Outlook 2016 has a profile creation changes we know about. Specifically, manual profile creation for an Exchange mailbox is no longer available. You must use Auto Discover to create the profile. All previous versions of Outlook using Auto Discover (2007, 2010, and 2013) had manual profile creation as an option if Auto Discover failed. There seems to be another change we weren’t told about.
Testing with ‘Fiddler’ shows that these previous versions authenticated with the User Principal Name (UPN) and if this failed, they attempted to use the credentials the user was logged on with. On a workstation or Terminal Server (Citrix) session, these were the domain credentials (assuming the workstation was a domain member). Outlook 2016 appears to simply never take the second step.
Why does this matter? Two issues. 1) Auto Discover requires authentication to be successful, and 2) if the mailbox is a ‘linked mailbox’ in on-premises Exchange, the logged on credentials are usually required because the UPN will reference the disabled mailbox object in the ‘Resource Forest’ which cannot be logged on to, leaving the user in an endless UPN logon loop. This is especially true if conventions like ‘EMail, UPN, and SIP should all match’ are followed.
So, for most situations, Outlook 2016 profile creation just works. But, for a linked, on-premises mailbox, it likely requires user intervention to change the logon manually to the ‘domain\samAccountName’ of the user to create the profile. Remember, there is no longer a manual alternative.
Worse, the old process was transparent: no user intervention, no prompts, the mailbox just opened. Now, the user is involved and needs instruction to get past the issue.
Does Microsoft know about the issue? Yes, I have a client that has reported it but they have no fix as of this writing.
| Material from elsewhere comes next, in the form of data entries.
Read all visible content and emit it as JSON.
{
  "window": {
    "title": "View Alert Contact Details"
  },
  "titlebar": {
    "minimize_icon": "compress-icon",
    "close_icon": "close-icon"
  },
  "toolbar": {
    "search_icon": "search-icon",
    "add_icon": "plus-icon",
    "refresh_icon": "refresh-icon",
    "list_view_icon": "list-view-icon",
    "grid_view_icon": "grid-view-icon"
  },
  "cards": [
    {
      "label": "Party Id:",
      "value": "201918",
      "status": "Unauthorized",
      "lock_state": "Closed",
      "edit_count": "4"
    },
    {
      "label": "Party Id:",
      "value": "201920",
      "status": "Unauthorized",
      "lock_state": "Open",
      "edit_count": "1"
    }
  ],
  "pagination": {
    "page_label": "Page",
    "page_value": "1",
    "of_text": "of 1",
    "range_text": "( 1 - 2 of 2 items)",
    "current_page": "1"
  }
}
Are there workarounds beyond sticking with an older Outlook version? Yes, you can use the registry value described in this update. Additionally there are a couple of more. As above, instruct the users to change the login user and supply domain credentials. Or, one can use UPN Suffix routing, at the forest level, to force the login to the ‘Account Forest’ by routing that name space on the trust. Neither is ideal. The first for obvious reasons. The second because it forces ALL logins for that UPN Suffix to the ‘Account Forest’ and that may fix this issue and create others. There are also a finite maximum number of UPN Suffix’s that can be routed. Some references say 800 others 1200. For a hosting company this could also an issue.
What has our testing shown? There are no differences across Exchange 2010, 2013, 2016. None of the ADAL, modern authentication, or O365 registry values seem to help. The OS of the Workstation seems to make no difference. Windows 7 – Windows 10 to version 1803 are the same.